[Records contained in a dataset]
-- -- --

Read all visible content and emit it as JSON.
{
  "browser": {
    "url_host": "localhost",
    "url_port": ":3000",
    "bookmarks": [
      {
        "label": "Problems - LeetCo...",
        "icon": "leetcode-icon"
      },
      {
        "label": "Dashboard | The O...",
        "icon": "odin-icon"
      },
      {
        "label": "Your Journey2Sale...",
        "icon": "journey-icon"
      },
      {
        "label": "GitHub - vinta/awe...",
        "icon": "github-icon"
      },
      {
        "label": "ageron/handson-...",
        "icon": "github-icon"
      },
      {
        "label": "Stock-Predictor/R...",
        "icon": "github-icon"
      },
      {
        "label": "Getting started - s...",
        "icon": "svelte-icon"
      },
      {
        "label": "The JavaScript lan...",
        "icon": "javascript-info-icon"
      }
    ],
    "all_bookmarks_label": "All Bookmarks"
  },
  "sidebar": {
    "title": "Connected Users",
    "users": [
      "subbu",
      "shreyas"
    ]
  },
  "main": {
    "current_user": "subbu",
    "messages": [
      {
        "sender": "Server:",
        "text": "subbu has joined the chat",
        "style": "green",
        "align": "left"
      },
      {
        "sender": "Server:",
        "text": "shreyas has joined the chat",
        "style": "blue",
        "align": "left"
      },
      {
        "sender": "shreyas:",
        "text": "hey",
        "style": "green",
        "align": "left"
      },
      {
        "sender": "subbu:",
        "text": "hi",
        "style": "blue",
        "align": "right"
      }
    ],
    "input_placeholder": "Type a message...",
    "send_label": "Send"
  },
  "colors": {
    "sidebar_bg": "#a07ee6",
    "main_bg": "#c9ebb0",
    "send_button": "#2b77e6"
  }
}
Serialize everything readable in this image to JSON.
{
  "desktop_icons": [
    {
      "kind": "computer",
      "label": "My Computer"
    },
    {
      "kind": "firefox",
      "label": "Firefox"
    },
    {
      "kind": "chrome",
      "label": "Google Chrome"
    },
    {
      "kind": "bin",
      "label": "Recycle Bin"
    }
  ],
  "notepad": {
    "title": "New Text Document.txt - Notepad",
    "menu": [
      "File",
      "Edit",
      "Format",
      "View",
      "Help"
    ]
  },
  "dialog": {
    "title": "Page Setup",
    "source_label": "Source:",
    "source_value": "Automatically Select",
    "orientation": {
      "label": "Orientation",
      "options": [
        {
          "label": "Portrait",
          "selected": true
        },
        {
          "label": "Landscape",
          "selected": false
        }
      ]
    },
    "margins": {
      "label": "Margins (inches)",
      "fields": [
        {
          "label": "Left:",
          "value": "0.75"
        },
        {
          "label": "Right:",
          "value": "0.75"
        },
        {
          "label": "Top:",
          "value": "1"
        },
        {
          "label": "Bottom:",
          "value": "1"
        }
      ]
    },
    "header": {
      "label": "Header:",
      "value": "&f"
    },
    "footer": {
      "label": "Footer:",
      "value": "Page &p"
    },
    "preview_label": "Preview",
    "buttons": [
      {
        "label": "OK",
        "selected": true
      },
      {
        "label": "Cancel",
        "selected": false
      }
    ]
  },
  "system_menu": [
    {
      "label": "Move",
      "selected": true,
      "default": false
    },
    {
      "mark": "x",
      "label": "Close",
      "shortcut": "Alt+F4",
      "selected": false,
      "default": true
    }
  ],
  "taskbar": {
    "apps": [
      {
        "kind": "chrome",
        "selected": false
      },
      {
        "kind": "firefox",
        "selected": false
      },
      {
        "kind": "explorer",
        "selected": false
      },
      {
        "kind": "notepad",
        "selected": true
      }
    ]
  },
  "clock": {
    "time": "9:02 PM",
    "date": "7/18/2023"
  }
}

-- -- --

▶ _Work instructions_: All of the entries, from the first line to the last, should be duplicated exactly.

▶ _Problem solution_:
Read all visible content and emit it as JSON.
{
  "browser": {
    "url_host": "localhost",
    "url_port": ":3000",
    "bookmarks": [
      {
        "label": "Problems - LeetCo...",
        "icon": "leetcode-icon"
      },
      {
        "label": "Dashboard | The O...",
        "icon": "odin-icon"
      },
      {
        "label": "Your Journey2Sale...",
        "icon": "journey-icon"
      },
      {
        "label": "GitHub - vinta/awe...",
        "icon": "github-icon"
      },
      {
        "label": "ageron/handson-...",
        "icon": "github-icon"
      },
      {
        "label": "Stock-Predictor/R...",
        "icon": "github-icon"
      },
      {
        "label": "Getting started - s...",
        "icon": "svelte-icon"
      },
      {
        "label": "The JavaScript lan...",
        "icon": "javascript-info-icon"
      }
    ],
    "all_bookmarks_label": "All Bookmarks"
  },
  "sidebar": {
    "title": "Connected Users",
    "users": [
      "subbu",
      "shreyas"
    ]
  },
  "main": {
    "current_user": "subbu",
    "messages": [
      {
        "sender": "Server:",
        "text": "subbu has joined the chat",
        "style": "green",
        "align": "left"
      },
      {
        "sender": "Server:",
        "text": "shreyas has joined the chat",
        "style": "blue",
        "align": "left"
      },
      {
        "sender": "shreyas:",
        "text": "hey",
        "style": "green",
        "align": "left"
      },
      {
        "sender": "subbu:",
        "text": "hi",
        "style": "blue",
        "align": "right"
      }
    ],
    "input_placeholder": "Type a message...",
    "send_label": "Send"
  },
  "colors": {
    "sidebar_bg": "#a07ee6",
    "main_bg": "#c9ebb0",
    "send_button": "#2b77e6"
  }
}
Serialize everything readable in this image to JSON.
{
  "desktop_icons": [
    {
      "kind": "computer",
      "label": "My Computer"
    },
    {
      "kind": "firefox",
      "label": "Firefox"
    },
    {
      "kind": "chrome",
      "label": "Google Chrome"
    },
    {
      "kind": "bin",
      "label": "Recycle Bin"
    }
  ],
  "notepad": {
    "title": "New Text Document.txt - Notepad",
    "menu": [
      "File",
      "Edit",
      "Format",
      "View",
      "Help"
    ]
  },
  "dialog": {
    "title": "Page Setup",
    "source_label": "Source:",
    "source_value": "Automatically Select",
    "orientation": {
      "label": "Orientation",
      "options": [
        {
          "label": "Portrait",
          "selected": true
        },
        {
          "label": "Landscape",
          "selected": false
        }
      ]
    },
    "margins": {
      "label": "Margins (inches)",
      "fields": [
        {
          "label": "Left:",
          "value": "0.75"
        },
        {
          "label": "Right:",
          "value": "0.75"
        },
        {
          "label": "Top:",
          "value": "1"
        },
        {
          "label": "Bottom:",
          "value": "1"
        }
      ]
    },
    "header": {
      "label": "Header:",
      "value": "&f"
    },
    "footer": {
      "label": "Footer:",
      "value": "Page &p"
    },
    "preview_label": "Preview",
    "buttons": [
      {
        "label": "OK",
        "selected": true
      },
      {
        "label": "Cancel",
        "selected": false
      }
    ]
  },
  "system_menu": [
    {
      "label": "Move",
      "selected": true,
      "default": false
    },
    {
      "mark": "x",
      "label": "Close",
      "shortcut": "Alt+F4",
      "selected": false,
      "default": true
    }
  ],
  "taskbar": {
    "apps": [
      {
        "kind": "chrome",
        "selected": false
      },
      {
        "kind": "firefox",
        "selected": false
      },
      {
        "kind": "explorer",
        "selected": false
      },
      {
        "kind": "notepad",
        "selected": true
      }
    ]
  },
  "clock": {
    "time": "9:02 PM",
    "date": "7/18/2023"
  }
}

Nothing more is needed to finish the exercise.